Inkpen’s goal is to tell the whole story of Brophy, who died in 2016. “Readers will see he was all about hockey. His pursuit of playing and coaching pretty much led to two divorces (he was divorced three times total) and they’ll find it’s not your typical bio of a coach,” said Inkpen. “At around 12 months of age the family suffered a house fire, destroying it, then his mother died when he was around three. At nine they had another house fire and the siblings were split up where he lived with his uncle for a while. His father was out west in Vancouver working the rails so he was raised by his older brother for the most part. The day before John’s first wedding his father died and John didn’t find out until after the ceremony because he was on the way home with his team on a bus and he couldn’t be reached.
In 1967 he crashed his car into a tree on Long Island (not too far from me) and his girlfriend died—she was the passenger. Then he had the car crash in 2000 where he almost died.”
So it’s a story of perseverance, too. “But he made it to the NHL as a coach but there were two and a half tumultuous years. Has issues with a couple of players, leading one to quit. But many players loved him.”
That stick-to-it nature defines Inkpen, who currently has the book in the hands of a couple of potential publishers; if he doesn’t get the okay from one of those companies, he’s prepared to self-publish. Maybe, in the end, that’s closer to Brophy, who was hardly “establishment.”
Viewed 1123 times
Exploring Seattle's rich hockey history
Posted May 13, 2019
The unappreciated Lionel Hitchman and George Orton
Posted April 29, 2019
Addicted to Hockey, in Any Format
Posted April 13, 2019
The Stanley Cup and Kate's hockey greatness
Posted April 01, 2019
Writing and illustrating about hockey for developing readers
Posted March 17, 2019
Johnston and Walter re-team with more Plays and Strategies
Posted March 03, 2019
More Orr and Rangers via self-published books
Posted February 18, 2019
The overachieving 1978-79 Rangers get their due
Posted February 06, 2019
Commito delivers a year's worth of hockey stories
Posted January 16, 2019
Ending the year with the bestselling Kirstie McLellan Day
Posted December 30, 2018
Feel Good Book of the Year
Posted December 16, 2018
New Oilers book will have fans gushing
Posted December 05, 2018
Legend of Johnny Bower lives on
Posted November 20, 2018
Baruchel puts his love of hockey onto the page
Posted November 06, 2018
Going Back to 1993 Again
Posted October 24, 2018
Down Goes Brown found time for a book

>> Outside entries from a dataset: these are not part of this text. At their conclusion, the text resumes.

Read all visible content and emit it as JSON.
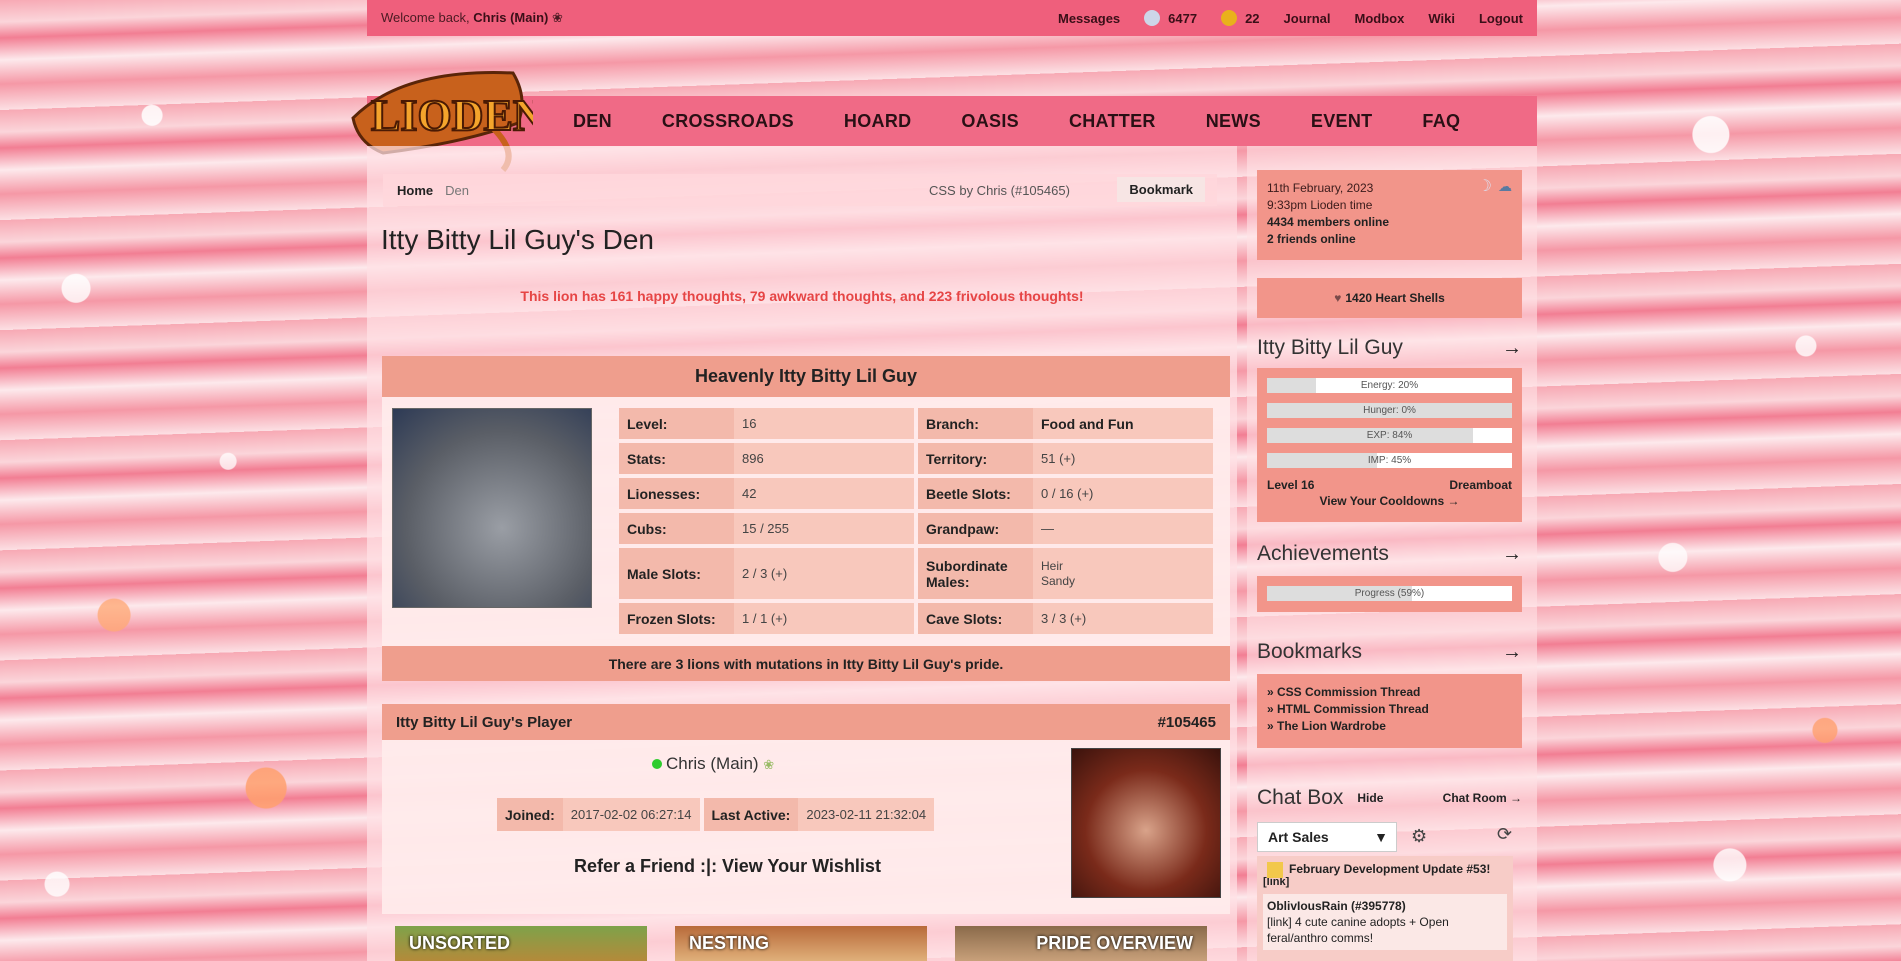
{
  "topbar": {
    "welcome_prefix": "Welcome back,",
    "user": "Chris (Main)",
    "links": [
      "Messages",
      "6477",
      "22",
      "Journal",
      "Modbox",
      "Wiki",
      "Logout"
    ]
  },
  "nav": [
    "DEN",
    "CROSSROADS",
    "HOARD",
    "OASIS",
    "CHATTER",
    "NEWS",
    "EVENT",
    "FAQ"
  ],
  "logo_text": "LIODEN",
  "breadcrumb": {
    "home": "Home",
    "current": "Den",
    "css_credit": "CSS by Chris (#105465)",
    "bookmark": "Bookmark"
  },
  "page_title": "Itty Bitty Lil Guy's Den",
  "thoughts": "This lion has 161 happy thoughts, 79 awkward thoughts, and 223 frivolous thoughts!",
  "lion": {
    "name": "Heavenly Itty Bitty Lil Guy",
    "stats_left": [
      {
        "k": "Level:",
        "v": "16"
      },
      {
        "k": "Stats:",
        "v": "896"
      },
      {
        "k": "Lionesses:",
        "v": "42"
      },
      {
        "k": "Cubs:",
        "v": "15 / 255"
      },
      {
        "k": "Male Slots:",
        "v": "2 / 3 (+)"
      },
      {
        "k": "Frozen Slots:",
        "v": "1 / 1 (+)"
      }
    ],
    "stats_right": [
      {
        "k": "Branch:",
        "v": "Food and Fun"
      },
      {
        "k": "Territory:",
        "v": "51 (+)"
      },
      {
        "k": "Beetle Slots:",
        "v": "0 / 16 (+)"
      },
      {
        "k": "Grandpaw:",
        "v": "—"
      },
      {
        "k": "Subordinate Males:",
        "v": "Heir",
        "v2": "Sandy"
      },
      {
        "k": "Cave Slots:",
        "v": "3 / 3 (+)"
      }
    ],
    "mutations": "There are 3 lions with mutations in Itty Bitty Lil Guy's pride."
  },
  "player": {
    "header": "Itty Bitty Lil Guy's Player",
    "id": "#105465",
    "name": "Chris (Main)",
    "joined_label": "Joined:",
    "joined": "2017-02-02 06:27:14",
    "active_label": "Last Active:",
    "active": "2023-02-11 21:32:04",
    "refer": "Refer a Friend :|: View Your Wishlist"
  },
  "tabs": [
    "UNSORTED",
    "NESTING",
    "PRIDE OVERVIEW"
  ],
  "sidebar": {
    "date": "11th February, 2023",
    "time": "9:33pm Lioden time",
    "members": "4434 members online",
    "friends": "2 friends online",
    "shells": "1420 Heart Shells",
    "lion_title": "Itty Bitty Lil Guy",
    "bars": [
      {
        "label": "Energy: 20%",
        "pct": 20
      },
      {
        "label": "Hunger: 0%",
        "pct": 0
      },
      {
        "label": "EXP: 84%",
        "pct": 84
      },
      {
        "label": "IMP: 45%",
        "pct": 45
      }
    ],
    "level": "Level 16",
    "rank": "Dreamboat",
    "cooldowns": "View Your Cooldowns →",
    "achievements_title": "Achievements",
    "achievements_bar": {
      "label": "Progress (59%)",
      "pct": 59
    },
    "bookmarks_title": "Bookmarks",
    "bookmarks": [
      "» CSS Commission Thread",
      "» HTML Commission Thread",
      "» The Lion Wardrobe"
    ],
    "chat_title": "Chat Box",
    "chat_hide": "Hide",
    "chat_room": "Chat Room →",
    "chat_select": "Art Sales",
    "msg1": "February Development Update #53!",
    "msg1_link": "[link]",
    "msg2_user": "OblivIousRain (#395778)",
    "msg2_text": "[link] 4 cute canine adopts + Open feral/anthro comms!"
  }
}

Posted October 09, 2018
Getting to know Bob Chrystal
Posted September 25, 2018
Five S's: Steven Sandor's Sports Stories showcased

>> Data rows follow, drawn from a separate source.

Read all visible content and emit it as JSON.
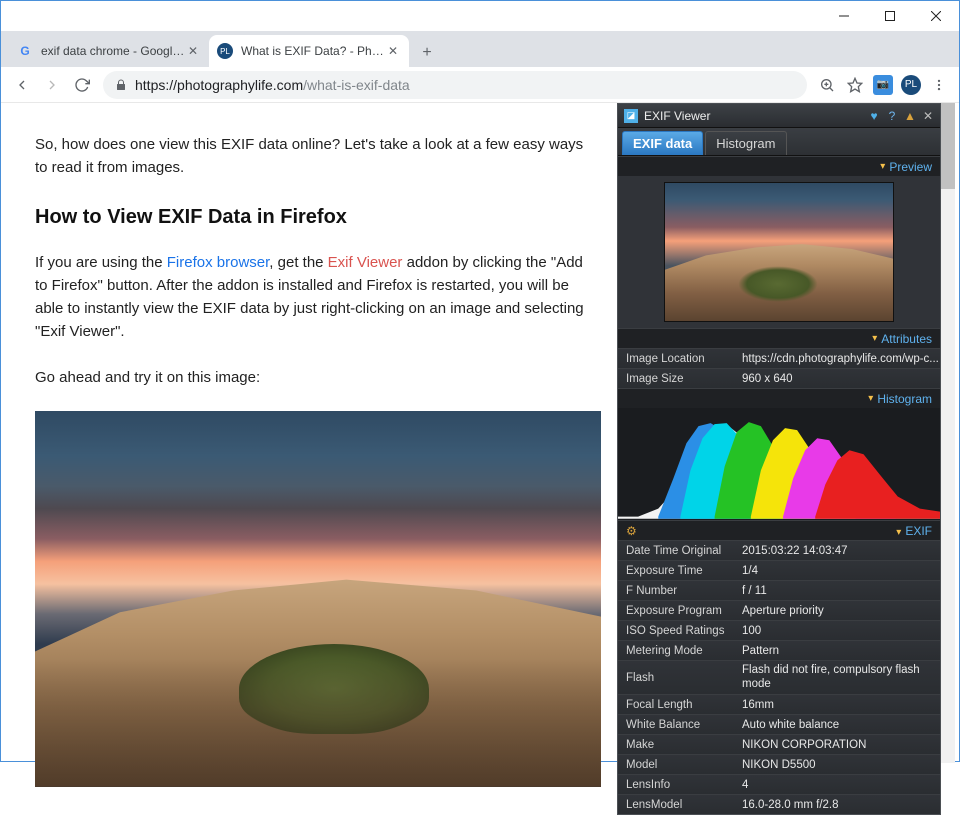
{
  "tabs": [
    {
      "label": "exif data chrome - Google Search",
      "favicon": "google"
    },
    {
      "label": "What is EXIF Data? - Photograph",
      "favicon": "pl"
    }
  ],
  "url": {
    "scheme": "https://",
    "host": "photographylife.com",
    "path": "/what-is-exif-data"
  },
  "page": {
    "para1": "So, how does one view this EXIF data online? Let's take a look at a few easy ways to read it from images.",
    "heading": "How to View EXIF Data in Firefox",
    "para2a": "If you are using the ",
    "link_firefox": "Firefox browser",
    "para2b": ", get the ",
    "link_exifviewer": "Exif Viewer",
    "para2c": " addon by clicking the \"Add to Firefox\" button. After the addon is installed and Firefox is restarted, you will be able to instantly view the EXIF data by just right-clicking on an image and selecting \"Exif Viewer\".",
    "para3": "Go ahead and try it on this image:"
  },
  "panel": {
    "title": "EXIF Viewer",
    "tabs": {
      "exif": "EXIF data",
      "hist": "Histogram"
    },
    "sections": {
      "preview": "Preview",
      "attributes": "Attributes",
      "histogram": "Histogram",
      "exif": "EXIF"
    },
    "attributes": [
      {
        "k": "Image Location",
        "v": "https://cdn.photographylife.com/wp-c..."
      },
      {
        "k": "Image Size",
        "v": "960 x 640"
      }
    ],
    "exif": [
      {
        "k": "Date Time Original",
        "v": "2015:03:22 14:03:47"
      },
      {
        "k": "Exposure Time",
        "v": "1/4"
      },
      {
        "k": "F Number",
        "v": "f / 11"
      },
      {
        "k": "Exposure Program",
        "v": "Aperture priority"
      },
      {
        "k": "ISO Speed Ratings",
        "v": "100"
      },
      {
        "k": "Metering Mode",
        "v": "Pattern"
      },
      {
        "k": "Flash",
        "v": "Flash did not fire, compulsory flash mode",
        "tall": true
      },
      {
        "k": "Focal Length",
        "v": "16mm"
      },
      {
        "k": "White Balance",
        "v": "Auto white balance"
      },
      {
        "k": "Make",
        "v": "NIKON CORPORATION"
      },
      {
        "k": "Model",
        "v": "NIKON D5500"
      },
      {
        "k": "LensInfo",
        "v": "4"
      },
      {
        "k": "LensModel",
        "v": "16.0-28.0 mm f/2.8"
      }
    ]
  }
}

Posted September 12, 2018
Let's hear from the moms
Posted August 29, 2018
Good as Goldham
Posted July 19, 2018
Keeping the WHA memory alive

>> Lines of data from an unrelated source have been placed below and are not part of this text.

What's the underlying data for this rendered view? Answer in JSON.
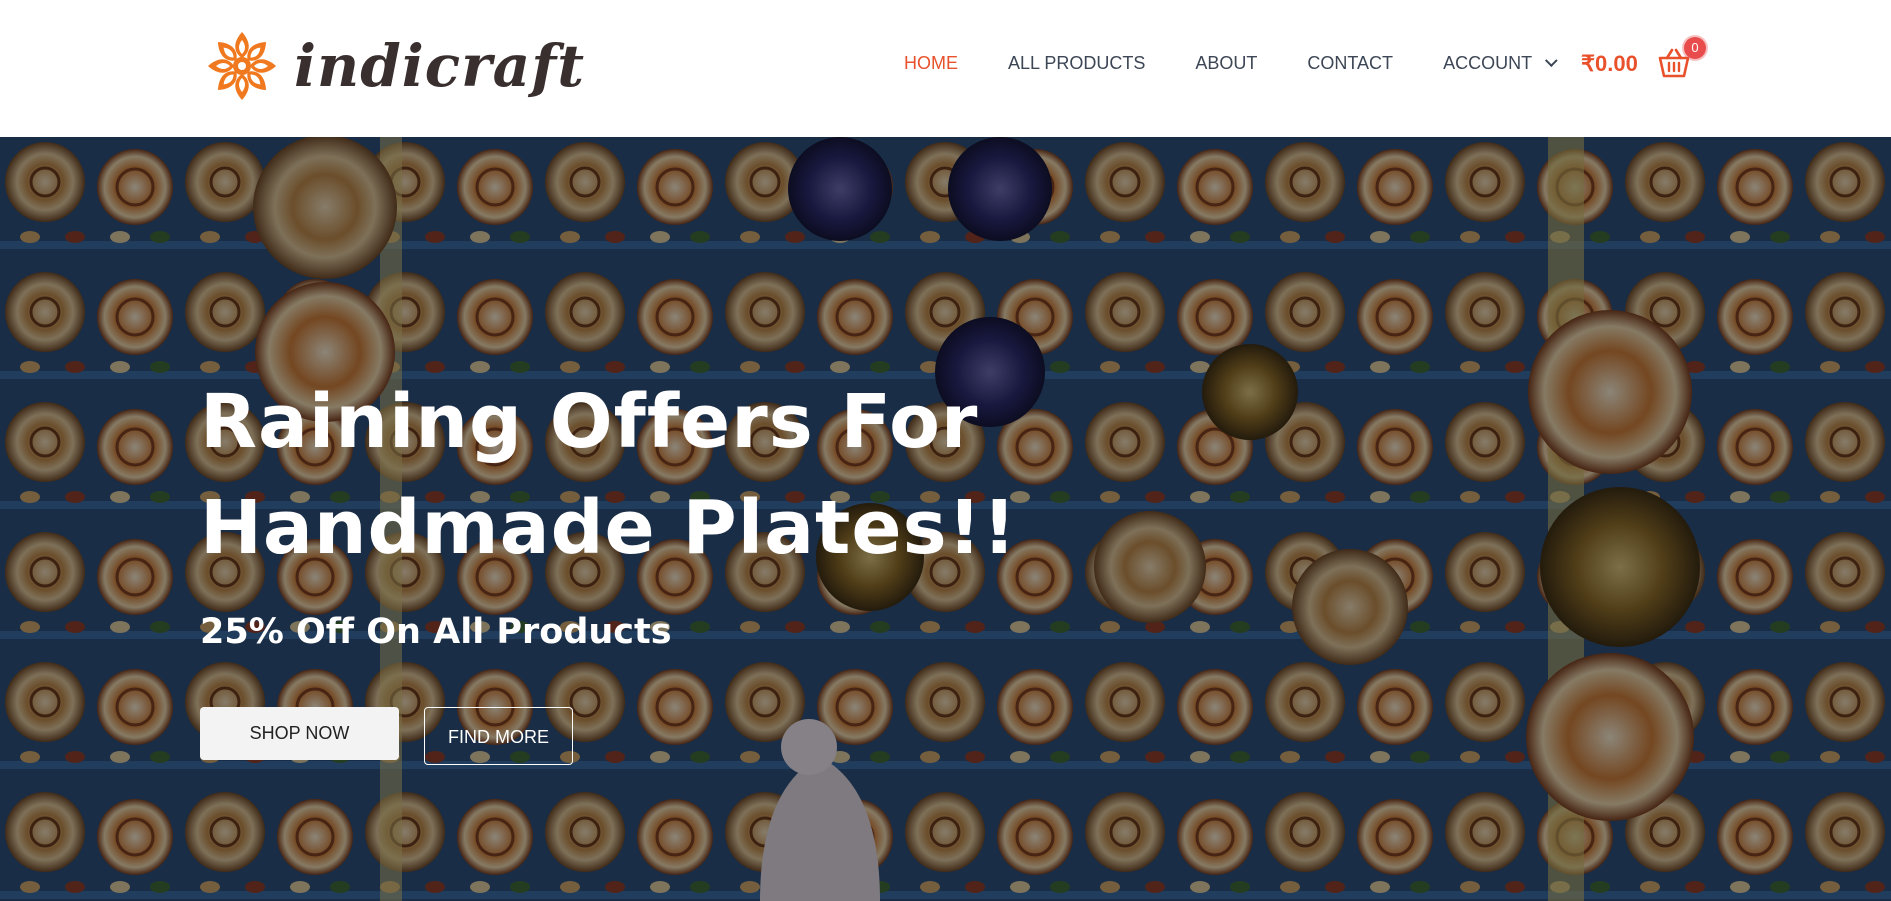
{
  "brand": {
    "name": "indicraft",
    "accent_color": "#e8512b",
    "logo_icon": "mandala-flower-icon"
  },
  "nav": {
    "items": [
      {
        "label": "HOME",
        "active": true
      },
      {
        "label": "ALL PRODUCTS",
        "active": false
      },
      {
        "label": "ABOUT",
        "active": false
      },
      {
        "label": "CONTACT",
        "active": false
      },
      {
        "label": "ACCOUNT",
        "active": false,
        "icon": "chevron-down-icon"
      }
    ]
  },
  "cart": {
    "total": "₹0.00",
    "count": "0",
    "icon": "shopping-basket-icon"
  },
  "hero": {
    "title_line1": "Raining Offers For",
    "title_line2": "Handmade Plates!!",
    "subtitle": "25% Off On All Products",
    "shop_button": "SHOP NOW",
    "find_button": "FIND MORE"
  }
}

Posted July 03, 2018
The Price is right
Posted June 19, 2018
Take off with the Flying Fathers
Posted June 06, 2018
Considering those general managers
Posted May 24, 2018
The Russian Five come alive in print and film
Posted May 11, 2018
The 'number' of Rangers books grows
Posted April 25, 2018
When it's not just a hockey book
Posted March 20, 2018
Posted March 08, 2018
Denis Gibbons, international man of hockey
Posted February 21, 2018
The ever-compelling tale of the 1948 RCAF Flyers
Posted February 07, 2018
From Manitoba to Latvia
Posted January 23, 2018
Listen up, it's a Hull of a story
Posted January 10, 2018
What a century/year it's been
Posted December 27, 2017
Won't Somebody Think of the Children
Posted December 12, 2017
A Hat Trick of Self-Published Gems
Posted November 30, 2017
Resurrecting the California Golden Seals
Posted November 13, 2017
Dryden Returns to Action
Posted November 01, 2017
Maruk's Highs and Lows
Posted October 19, 2017
Father Knows Best(seller?)
Posted October 03, 2017
Deep in the Heart of Texas
Posted September 21, 2017
The Cat and his Rangers
Posted September 04, 2017
Bien sûr, c'est bien plus que les Canadiens
Posted August 22, 2017
The Sound and the Fury in Hockey Audiobooks
Posted August 09, 2017
Zweig Busy, Marshall almost Ready and Denault on the Mend
Posted July 20, 2017
Stocking the Shelf
Posted July 09, 2017